At a hearing last week in Washington, the president of the National Association of State Emergency Planners, told Congress that, when it comes to disaster planning, he has "never experienced a more polarized environment between the states and the federal government." Oklahoma's Albert Ashwood said the legacy of Katrina for Washington is to minimize federal exposure while blaming states for not being prepared. As an example, he cited the National Response Plan, now revised as the National Response Framework--a formerly secret document leaked to Congressional Quarterly. State leaders say it's not a plan, and they don't understand it. A high-level veteran of FEMA during the Clinton years says federal agencies no longer know what they're supposed to do either. What are the implications for homeland security?
Patrick Yoest, Congressional Reporter, Dow Jones Newswires and Wall Street Journal

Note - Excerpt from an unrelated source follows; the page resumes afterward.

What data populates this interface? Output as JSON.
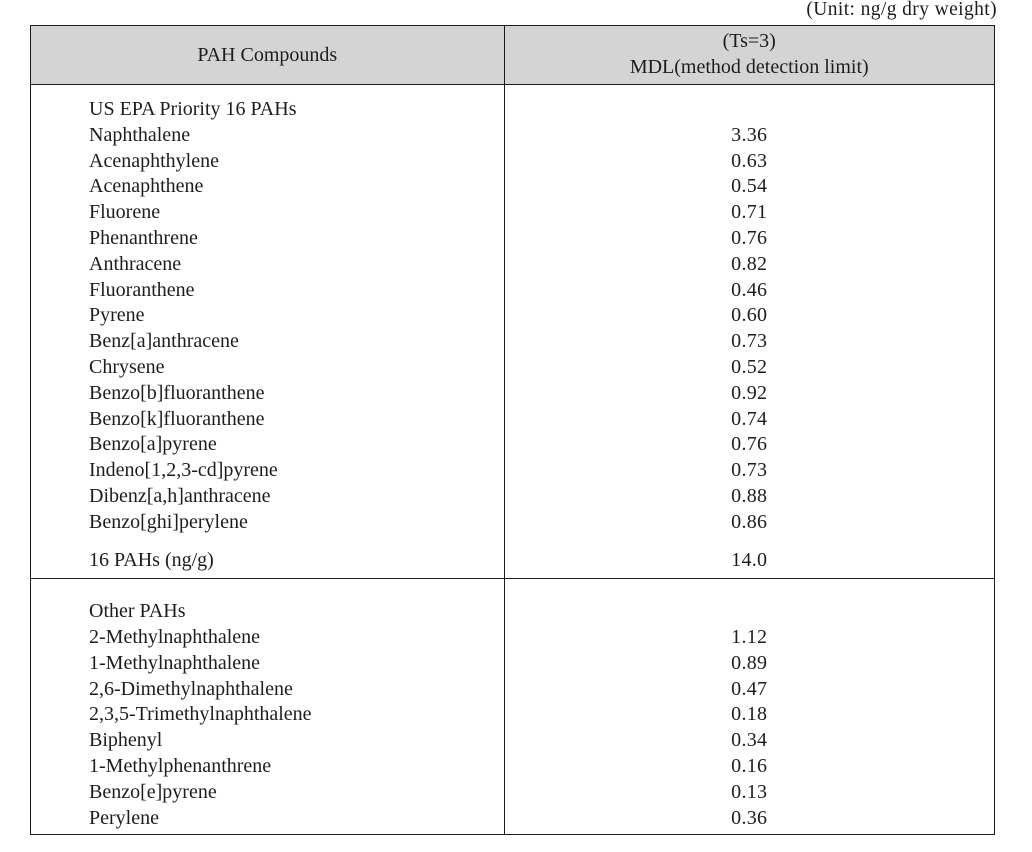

Jane Bullock, former FEMA Chief-of-Staff
Tim Manning, Response and Recovery Chair for the National Emergency Management Association
Mike Byrne, Senior Vice President at ICF International